One hitch (apart from magic being too expensive) was the fact that the lines layer also takes into account the opacity of the line to give it that nice smooth anti-aliased edge. So the problem was to take a nice smooth image of lines of 3 colours and multiple opacity values and extract that information from each pixel. One of our animators came up with the initial RGB concept and a bunch of maths trying to describe the possible algorithms for extracting this information to our programmers, accidentally discovering the meaning of life, the ultimate fate of the universe and the real secret in the secret recipe in the way.

Being an animator and not programmer, however, certain technical and logistic limitations weren’t taken in consideration, so the algorithms turned out to be too bloated for practical use in the engine. Darn.

… But all this math, not to mention the enlightment that came with knowing the real secret to the secret recipe, sparked our actual programmers to solve the problem properly. Hooray!

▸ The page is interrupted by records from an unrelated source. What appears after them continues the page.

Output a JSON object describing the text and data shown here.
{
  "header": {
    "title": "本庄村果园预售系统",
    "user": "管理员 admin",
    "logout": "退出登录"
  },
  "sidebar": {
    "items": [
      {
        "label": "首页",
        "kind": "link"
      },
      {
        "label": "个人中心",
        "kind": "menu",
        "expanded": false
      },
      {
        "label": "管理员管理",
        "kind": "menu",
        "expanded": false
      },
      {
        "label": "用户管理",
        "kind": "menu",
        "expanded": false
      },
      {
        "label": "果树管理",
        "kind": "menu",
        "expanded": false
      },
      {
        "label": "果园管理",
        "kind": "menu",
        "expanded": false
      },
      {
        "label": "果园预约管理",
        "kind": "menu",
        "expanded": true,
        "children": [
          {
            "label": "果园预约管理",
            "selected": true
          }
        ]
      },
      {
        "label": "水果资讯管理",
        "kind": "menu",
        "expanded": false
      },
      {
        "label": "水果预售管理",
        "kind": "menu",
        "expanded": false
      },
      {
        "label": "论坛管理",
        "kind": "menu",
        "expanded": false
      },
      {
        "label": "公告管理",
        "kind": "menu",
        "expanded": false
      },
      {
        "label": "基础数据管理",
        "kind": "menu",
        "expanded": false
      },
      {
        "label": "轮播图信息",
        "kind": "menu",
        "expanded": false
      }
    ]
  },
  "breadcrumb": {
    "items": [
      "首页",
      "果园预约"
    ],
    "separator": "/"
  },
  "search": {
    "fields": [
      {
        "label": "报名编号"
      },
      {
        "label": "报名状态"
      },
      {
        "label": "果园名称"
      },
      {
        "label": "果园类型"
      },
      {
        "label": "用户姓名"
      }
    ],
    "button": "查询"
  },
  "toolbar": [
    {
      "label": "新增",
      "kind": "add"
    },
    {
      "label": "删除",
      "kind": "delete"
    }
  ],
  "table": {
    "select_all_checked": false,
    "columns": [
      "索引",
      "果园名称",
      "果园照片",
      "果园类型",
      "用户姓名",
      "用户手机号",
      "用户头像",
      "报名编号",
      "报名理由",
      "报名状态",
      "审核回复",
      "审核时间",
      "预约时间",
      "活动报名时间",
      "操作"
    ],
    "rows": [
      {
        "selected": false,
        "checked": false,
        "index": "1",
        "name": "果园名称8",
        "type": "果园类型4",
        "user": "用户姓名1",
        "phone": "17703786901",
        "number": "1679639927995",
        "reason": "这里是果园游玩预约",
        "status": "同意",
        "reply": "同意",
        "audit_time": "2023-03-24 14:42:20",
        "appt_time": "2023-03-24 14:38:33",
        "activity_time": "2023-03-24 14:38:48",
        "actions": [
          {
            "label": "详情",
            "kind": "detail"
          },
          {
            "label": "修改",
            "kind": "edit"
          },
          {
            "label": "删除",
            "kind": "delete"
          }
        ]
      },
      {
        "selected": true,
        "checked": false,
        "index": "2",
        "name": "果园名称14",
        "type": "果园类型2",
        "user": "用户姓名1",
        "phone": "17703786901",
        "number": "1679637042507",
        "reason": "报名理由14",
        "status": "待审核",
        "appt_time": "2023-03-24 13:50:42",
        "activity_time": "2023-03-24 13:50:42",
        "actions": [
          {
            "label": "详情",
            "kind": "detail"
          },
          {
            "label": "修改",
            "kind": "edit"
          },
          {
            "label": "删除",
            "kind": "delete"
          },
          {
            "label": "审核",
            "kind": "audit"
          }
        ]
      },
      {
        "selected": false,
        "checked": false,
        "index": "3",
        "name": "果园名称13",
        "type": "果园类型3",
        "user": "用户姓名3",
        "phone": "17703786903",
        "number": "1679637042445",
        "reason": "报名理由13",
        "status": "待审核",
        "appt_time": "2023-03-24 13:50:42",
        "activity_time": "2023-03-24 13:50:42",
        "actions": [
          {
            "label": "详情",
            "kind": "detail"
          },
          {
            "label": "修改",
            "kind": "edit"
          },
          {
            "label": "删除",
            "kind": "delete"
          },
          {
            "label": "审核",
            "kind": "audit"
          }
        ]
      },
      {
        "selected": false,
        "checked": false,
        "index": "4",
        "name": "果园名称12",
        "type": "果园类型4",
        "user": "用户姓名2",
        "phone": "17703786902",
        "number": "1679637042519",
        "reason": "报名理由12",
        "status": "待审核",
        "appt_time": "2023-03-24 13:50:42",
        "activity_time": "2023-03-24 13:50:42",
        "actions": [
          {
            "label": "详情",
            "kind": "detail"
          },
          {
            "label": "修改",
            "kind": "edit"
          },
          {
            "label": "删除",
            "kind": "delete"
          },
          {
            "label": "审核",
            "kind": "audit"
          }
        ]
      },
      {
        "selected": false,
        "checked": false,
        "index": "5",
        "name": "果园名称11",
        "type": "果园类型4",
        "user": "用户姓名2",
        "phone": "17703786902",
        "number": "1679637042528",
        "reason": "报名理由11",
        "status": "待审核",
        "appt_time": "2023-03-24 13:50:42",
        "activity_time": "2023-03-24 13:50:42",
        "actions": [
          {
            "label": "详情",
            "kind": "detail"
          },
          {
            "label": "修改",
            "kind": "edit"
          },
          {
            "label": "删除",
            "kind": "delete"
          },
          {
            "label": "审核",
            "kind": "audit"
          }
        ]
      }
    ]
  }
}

Eureka (For reals).

If you think about it as a color wheel, every pixel on the line layer has a position within said wheel.

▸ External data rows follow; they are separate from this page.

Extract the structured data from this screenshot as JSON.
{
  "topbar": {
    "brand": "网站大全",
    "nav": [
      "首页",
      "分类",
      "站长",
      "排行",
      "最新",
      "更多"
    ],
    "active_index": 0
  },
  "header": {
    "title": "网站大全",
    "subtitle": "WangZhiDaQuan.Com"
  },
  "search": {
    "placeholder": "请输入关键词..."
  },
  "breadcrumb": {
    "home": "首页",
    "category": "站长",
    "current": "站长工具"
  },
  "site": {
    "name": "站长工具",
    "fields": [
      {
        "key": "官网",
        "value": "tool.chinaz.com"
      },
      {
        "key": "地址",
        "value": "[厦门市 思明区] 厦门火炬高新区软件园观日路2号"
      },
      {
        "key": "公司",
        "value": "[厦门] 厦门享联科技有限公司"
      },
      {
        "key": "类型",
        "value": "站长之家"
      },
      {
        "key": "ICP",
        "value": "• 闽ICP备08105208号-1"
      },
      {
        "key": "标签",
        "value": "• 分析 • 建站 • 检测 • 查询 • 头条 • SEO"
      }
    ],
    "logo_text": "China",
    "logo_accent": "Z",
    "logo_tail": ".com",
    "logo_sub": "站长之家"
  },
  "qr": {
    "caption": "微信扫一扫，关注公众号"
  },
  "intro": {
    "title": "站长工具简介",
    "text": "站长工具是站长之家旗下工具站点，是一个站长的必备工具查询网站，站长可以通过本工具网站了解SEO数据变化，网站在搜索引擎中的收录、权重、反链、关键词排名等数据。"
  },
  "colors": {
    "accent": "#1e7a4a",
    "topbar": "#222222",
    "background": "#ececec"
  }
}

Its location around the perimeter is the pixel’s colour, and the distance to the centre (white) is how transparent/opaque it is. A pure red pixel (RGB 255, 0, 0) would be located at the red area of the circle (corresponding to a palette colour) and it would be right on the outside (completely opaque). At the same time, a light blue pixel would logically be on the blue part of the circle (corresponding to another palette colour) and closer to the centre (telling us it’s somewhat transparent). A purple pixel -or any non-pure R, G, or B pixel- would be an overlap of two of the colors (Blue and Red in this case) and thus would result in a blend of the same two palette colours the R and B channels stand for. There are only a few pixels in which this happens, but it’s still a necessary consideration to take into account.

A visualisation of how the process decides the information in each pixel. Each one has a colour value and an opacity value that we figure out from the RGB values.

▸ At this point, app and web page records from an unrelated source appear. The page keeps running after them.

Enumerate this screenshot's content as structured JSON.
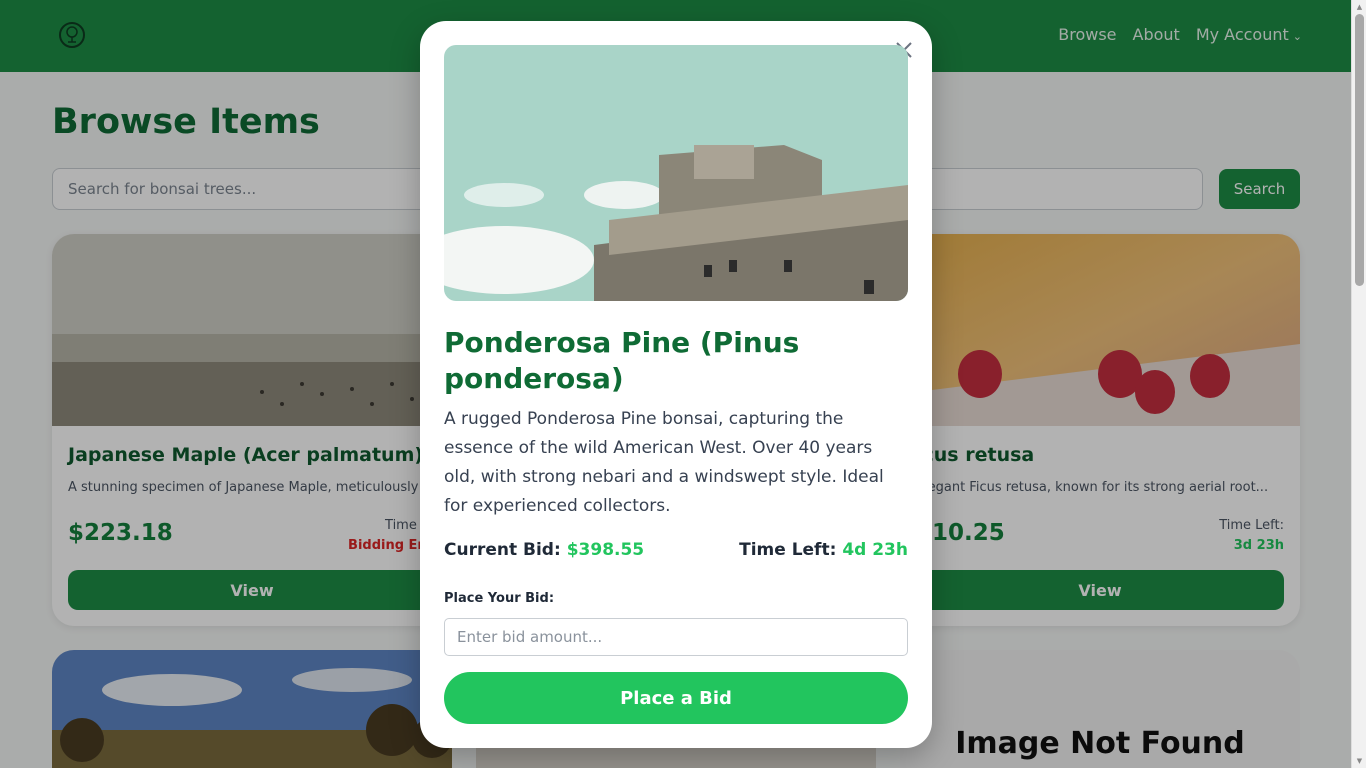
{
  "header": {
    "logo_icon": "bonsai-tree-icon",
    "nav": [
      "Browse",
      "About",
      "My Account"
    ]
  },
  "page": {
    "title": "Browse Items",
    "search_placeholder": "Search for bonsai trees...",
    "search_button": "Search"
  },
  "cards": [
    {
      "title": "Japanese Maple (Acer palmatum)",
      "description": "A stunning specimen of Japanese Maple, meticulously t",
      "price": "$223.18",
      "time_label": "Time Le",
      "time_value": "Bidding End",
      "time_color": "#dc2626",
      "view_label": "View"
    },
    {
      "title": "icus retusa",
      "description": "elegant Ficus retusa, known for its strong aerial root...",
      "price": "110.25",
      "time_label": "Time Left:",
      "time_value": "3d 23h",
      "time_color": "#22c55e",
      "view_label": "View"
    }
  ],
  "bottom_cards": {
    "image_not_found": "Image Not Found"
  },
  "modal": {
    "title": "Ponderosa Pine (Pinus ponderosa)",
    "description": "A rugged Ponderosa Pine bonsai, capturing the essence of the wild American West. Over 40 years old, with strong nebari and a windswept style. Ideal for experienced collectors.",
    "current_bid_label": "Current Bid:",
    "current_bid_value": "$398.55",
    "time_left_label": "Time Left:",
    "time_left_value": "4d 23h",
    "bid_label": "Place Your Bid:",
    "bid_placeholder": "Enter bid amount...",
    "bid_button": "Place a Bid",
    "close_icon": "close-icon"
  },
  "colors": {
    "brand_green": "#1d8d46",
    "accent_green": "#22c55e",
    "title_green": "#0f6b35",
    "error_red": "#dc2626"
  }
}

A visualisation of how the process decides the information in each pixel. Each one has a colour value and an opacity value that we figure out from the RGB values.

We sort out the two parameters (where it sits around the circle and how close it is to the centre of the circle) into separate grayscale ‘images’. One image tells the engine what colour each pixel should be, and the other tells it how transparent each pixel should be.

For the colour data image, white means the original pixel was red (of any opacity), light grey means green, and dark grey means blue, (black means none of them). For the opacity data image, white means fully opaque and black means completely transparent (and every shade of gray in between is a partial transparency closer to 100% opaque the lighter it is).

The colour data image is then translated to three palette colours it looks for in specific spots in the palette for each character.

You can see an example of the line colour of a reindeer palette here.

You can see an example of the line colour of a reindeer palette here.

Then this is combined with the opacity data and we get our final pretty antialiased 3-colour lines layer!


So, to recap: We take the original linework layer image, with Red, Green and Blue lines, and transform it into two grayscale ‘images’, one to figure out which color each pixel should be, and one to figure out how transparent each pixels should be. The first one gets translated into the correct color values for each specific palette, and then the opacity data is added to the mix, before we layer the whole result image on top of our color and shade layers, who are way more straightforward than the lines are, giving us our final in-engine sprite. Some false colouring is applied to the colour layers, (as can be seen in images from previous posts), but that’s using the clever already-there tech built into the Z-engine.

All of this put together is our new art pipeline for character sprites, as they go from raw flash assets to the processed, in-engine images that populate the game. We hope you have found our ramblings on colors, maths and lineart informative, or at least interesting!, Next up we’ll have some more visual based updates, most likely on our social media sites, so stay tuned for that!